Review of We Are Pirates, a novel by Daniel Handler.
Life is a mess of people and desires and the rules that bind us together. Sometimes those rules are written, sometimes they’re held true by the majority of us without having to say it out loud. Stealing, we say, is wrong. But life is about the exchange of goods. By nature, we steal what is stolen from us.
… Okay, trust me. That opening is way less pretentious than the one I was attempting before.
Set in modern San Francisco, the book tells the story of a moody fourteen-year-old Gwen Needle, who is fourteen, and unhappy with her life, her family, her world and the rules that govern it. It also tells the story of his father, Phil Needle, who is having a difficulty trying to feed his family and doesn’t realise that he’s having a difficult trying to hide that fact. Gwen, in an attempt to escape from his unfair world, took off with her friends to become actual, legit, in-the-open-seas, pirates. In the meantime, Phil is trying his hardest to find some buried treasures of his business and by the time he realised what his daughter was up to, it was too late for him.

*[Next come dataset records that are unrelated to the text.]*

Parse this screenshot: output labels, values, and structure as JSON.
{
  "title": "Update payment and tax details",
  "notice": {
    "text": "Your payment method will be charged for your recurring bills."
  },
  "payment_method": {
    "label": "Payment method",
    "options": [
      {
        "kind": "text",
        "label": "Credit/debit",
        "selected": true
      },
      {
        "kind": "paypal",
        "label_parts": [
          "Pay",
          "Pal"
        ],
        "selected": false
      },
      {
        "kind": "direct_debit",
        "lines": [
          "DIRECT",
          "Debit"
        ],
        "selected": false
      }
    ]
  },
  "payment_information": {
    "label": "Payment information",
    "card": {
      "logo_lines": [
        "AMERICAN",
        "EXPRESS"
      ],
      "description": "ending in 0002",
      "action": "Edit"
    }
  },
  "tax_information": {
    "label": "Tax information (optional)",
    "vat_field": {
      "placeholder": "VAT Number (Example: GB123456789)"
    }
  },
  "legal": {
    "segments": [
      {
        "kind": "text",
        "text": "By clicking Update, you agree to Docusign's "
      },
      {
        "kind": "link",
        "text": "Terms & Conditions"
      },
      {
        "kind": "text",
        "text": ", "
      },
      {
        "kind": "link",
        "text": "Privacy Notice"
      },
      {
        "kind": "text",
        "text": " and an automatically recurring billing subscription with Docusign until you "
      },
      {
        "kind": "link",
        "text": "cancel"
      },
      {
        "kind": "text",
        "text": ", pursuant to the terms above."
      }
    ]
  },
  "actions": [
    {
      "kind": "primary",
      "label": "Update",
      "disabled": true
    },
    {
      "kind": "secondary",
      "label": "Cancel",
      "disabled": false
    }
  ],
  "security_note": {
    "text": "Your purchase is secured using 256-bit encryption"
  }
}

It’s a story about teenagers, both from the view of being teenagers (the world is larger than our home, the rules imposed, everything is unfair) and from the side of the adults (those kids don’t know what they have, the pressure of time and money and life and family, the inability to find the opportunity to express love). It’s a story about the search of happiness, amidst a world that keeps on going, even without us. It’s a story about being people, whose world can stops and boxes itself in, no matter how the world at large revolves.
In the much less wordy words written in the book itself, “it’s a human interest story, because humans are interested in it.”
The premise is strangely unfantastic, but, like the world itself, everything is fantastic through the way it’s told, through how you view it. And the book’s narration, like the pirates of old, tells this story without caring for established methods and styles and phrases. It rolls on with the force of its own momentum, carried by the wind it blows on itself. It takes you from setting to setting without a pause, dropping actions and feelings and mixing them into a sort of word cocktail. It’s gleeful and full of mayhem and it’s best read without paying attention to detail, only taking in those details through some subliminal thought processing.
We Are Pirates is a strange strange strange novel. It doesn’t care for what story it’s trying to tell but it tells it anyway, sincerely and with grace. It’s often funny but does not care that it is funny, it’s often dark and but does not care that it has crossed some moral boundary. It’s something completely new and unexpected, like dropping actual arr!-ing pirates in modern San Francisco.
Let’s see. I guess a 4 or 3 stars out of 5 would be good, but it’s honestly not the sort of book you can put through some rating system. I like it, in a way, and would recommend it if you have the guts for it, if you’re ready for a ride.